On Sunday, multiple fire districts responded to a barn fire at the organic dairy farm, Sar-Ben Farms, on River Road near St. Paul.
St. Paul Fire District was the first to respond, arriving at the 120-foot long building that was full of hay that had spontaneously combusted. Aurora Fire District, Tualatin Valley Fire and Rescue, Woodburn Fire District and Dundee Fire District also responded to the blaze, which was contained to one structure.
"The good thing was that no other structures became involved — that's a win for us," St. Paul Fire Chief Bryan Lee said.
Lee said that there was a nearby wooden structure, and if it caught fire, it could have been a direr scenario.
St. Paul Fire spokesman Mark Daniel said that the estimated damages were between $200,000 and $300,000 worth of hay. There were no injuries.
"Nothing was damaged to the building, fortunately," Lee said. "It's a metal structure, and we were able to keep the flames down to save it from damage, just some black soot is all."
Crews arrived at around 10:30 a.m. and poured water on the hay until about 3 p.m. They affixed a sprinkler to the site and left for about an hour and a half, but had to come back and put some more water on it where the sprinkler could not reach.
Daniel added that barn fires such as this type continue to burn until all of the hay has had a chance to be removed, spread on the farmer's field, and burns out.
Lee said area firefighters have seen a few hay fires over the years.
"When we get these (hay) fires, we can't put them out; it's just not possible," Lee said. "We have to tear everything in the structure apart and put it out in the field to let it smolder out, and that takes days."

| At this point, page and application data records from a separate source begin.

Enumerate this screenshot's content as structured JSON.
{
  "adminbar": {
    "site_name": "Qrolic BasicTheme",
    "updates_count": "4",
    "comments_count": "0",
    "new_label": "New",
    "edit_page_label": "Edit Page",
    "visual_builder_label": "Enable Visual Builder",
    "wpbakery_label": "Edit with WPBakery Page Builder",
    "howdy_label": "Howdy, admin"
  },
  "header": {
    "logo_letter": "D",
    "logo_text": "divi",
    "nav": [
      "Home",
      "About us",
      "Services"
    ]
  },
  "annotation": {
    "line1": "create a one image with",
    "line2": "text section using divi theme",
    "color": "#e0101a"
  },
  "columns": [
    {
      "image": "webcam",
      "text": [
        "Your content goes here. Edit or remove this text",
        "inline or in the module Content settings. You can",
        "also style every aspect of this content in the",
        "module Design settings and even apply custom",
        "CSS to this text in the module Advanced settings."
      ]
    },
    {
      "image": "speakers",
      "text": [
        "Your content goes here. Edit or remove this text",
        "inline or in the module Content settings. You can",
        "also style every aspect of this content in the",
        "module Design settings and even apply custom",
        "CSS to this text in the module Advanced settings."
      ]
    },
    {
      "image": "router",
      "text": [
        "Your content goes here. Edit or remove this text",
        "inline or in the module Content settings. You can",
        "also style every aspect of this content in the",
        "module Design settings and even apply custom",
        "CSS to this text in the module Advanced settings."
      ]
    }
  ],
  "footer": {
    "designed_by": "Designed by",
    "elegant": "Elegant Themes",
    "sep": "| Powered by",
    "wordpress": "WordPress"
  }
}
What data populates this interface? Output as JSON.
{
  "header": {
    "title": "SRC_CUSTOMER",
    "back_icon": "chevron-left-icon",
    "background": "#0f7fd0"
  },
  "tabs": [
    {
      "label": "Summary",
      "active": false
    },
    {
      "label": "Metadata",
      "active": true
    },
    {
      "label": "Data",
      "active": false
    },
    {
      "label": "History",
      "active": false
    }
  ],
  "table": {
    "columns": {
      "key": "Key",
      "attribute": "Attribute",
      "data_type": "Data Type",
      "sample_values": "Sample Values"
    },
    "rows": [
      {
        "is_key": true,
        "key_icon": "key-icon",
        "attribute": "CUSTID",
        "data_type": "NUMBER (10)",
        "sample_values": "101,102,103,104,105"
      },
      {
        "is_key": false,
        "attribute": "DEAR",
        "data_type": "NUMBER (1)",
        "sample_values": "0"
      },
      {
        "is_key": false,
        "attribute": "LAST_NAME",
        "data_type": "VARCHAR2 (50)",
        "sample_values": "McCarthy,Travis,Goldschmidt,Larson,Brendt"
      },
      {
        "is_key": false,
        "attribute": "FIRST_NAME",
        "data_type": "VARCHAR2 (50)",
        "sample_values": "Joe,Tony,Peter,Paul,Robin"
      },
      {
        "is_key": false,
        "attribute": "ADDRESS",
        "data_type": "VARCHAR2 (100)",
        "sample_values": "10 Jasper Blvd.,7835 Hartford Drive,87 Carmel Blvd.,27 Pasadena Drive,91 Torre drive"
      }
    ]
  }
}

In addition to fire equipment, firefighters had to use a front-end loader and a track hoe to get the job done. They were grateful to have strong support from the community and neighboring communities.
"The St. Paul Fire District would like to thank our mutual aid partners for their assistance today," Daniel noted. "We would also like to mention the area farmers who have volunteered their assistance today."
You count on us to stay informed and we depend on you to fund our efforts. Quality local journalism takes time and money. Please support us to protect the future of community journalism.